Records shown Block Start

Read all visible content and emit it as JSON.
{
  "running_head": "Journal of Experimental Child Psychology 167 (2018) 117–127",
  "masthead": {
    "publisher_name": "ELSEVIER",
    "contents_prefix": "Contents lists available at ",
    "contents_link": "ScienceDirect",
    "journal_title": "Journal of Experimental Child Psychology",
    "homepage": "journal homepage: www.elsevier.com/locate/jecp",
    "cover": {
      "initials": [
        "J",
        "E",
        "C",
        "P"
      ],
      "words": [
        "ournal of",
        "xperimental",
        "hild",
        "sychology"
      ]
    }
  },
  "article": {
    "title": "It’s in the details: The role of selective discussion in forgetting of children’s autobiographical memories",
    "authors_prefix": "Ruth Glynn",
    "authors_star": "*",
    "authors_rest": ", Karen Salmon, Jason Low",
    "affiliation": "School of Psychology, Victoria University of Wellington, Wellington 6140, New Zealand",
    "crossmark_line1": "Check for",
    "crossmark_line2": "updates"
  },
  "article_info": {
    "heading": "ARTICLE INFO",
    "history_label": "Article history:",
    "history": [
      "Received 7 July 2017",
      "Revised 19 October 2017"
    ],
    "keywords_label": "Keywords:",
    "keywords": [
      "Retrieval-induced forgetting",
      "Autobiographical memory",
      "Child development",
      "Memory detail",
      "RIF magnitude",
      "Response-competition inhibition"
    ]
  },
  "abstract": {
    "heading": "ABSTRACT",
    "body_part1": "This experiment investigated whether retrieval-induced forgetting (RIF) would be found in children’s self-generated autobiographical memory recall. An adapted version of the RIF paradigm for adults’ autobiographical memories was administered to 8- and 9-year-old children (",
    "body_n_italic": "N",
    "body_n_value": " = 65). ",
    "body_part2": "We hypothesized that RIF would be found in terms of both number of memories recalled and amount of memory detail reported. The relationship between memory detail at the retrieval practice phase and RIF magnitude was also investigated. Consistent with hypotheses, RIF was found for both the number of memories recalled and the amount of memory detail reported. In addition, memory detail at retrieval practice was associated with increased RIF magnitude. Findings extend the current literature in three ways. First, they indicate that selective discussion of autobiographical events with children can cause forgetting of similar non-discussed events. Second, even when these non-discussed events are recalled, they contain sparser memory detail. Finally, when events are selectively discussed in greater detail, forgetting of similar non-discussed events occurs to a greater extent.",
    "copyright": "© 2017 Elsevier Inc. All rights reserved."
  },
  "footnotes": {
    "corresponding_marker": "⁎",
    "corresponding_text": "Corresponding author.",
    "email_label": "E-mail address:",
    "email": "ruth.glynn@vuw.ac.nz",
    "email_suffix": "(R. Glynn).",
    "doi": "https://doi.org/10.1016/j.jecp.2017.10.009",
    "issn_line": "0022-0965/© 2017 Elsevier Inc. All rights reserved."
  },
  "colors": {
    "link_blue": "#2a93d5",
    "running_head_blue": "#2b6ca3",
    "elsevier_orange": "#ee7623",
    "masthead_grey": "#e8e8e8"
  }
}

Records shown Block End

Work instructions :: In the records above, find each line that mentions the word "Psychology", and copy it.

Reply ::
  "running_head": "Journal of Experimental Child Psychology 167 (2018) 117–127",
    "journal_title": "Journal of Experimental Child Psychology",
    "affiliation": "School of Psychology, Victoria University of Wellington, Wellington 6140, New Zealand",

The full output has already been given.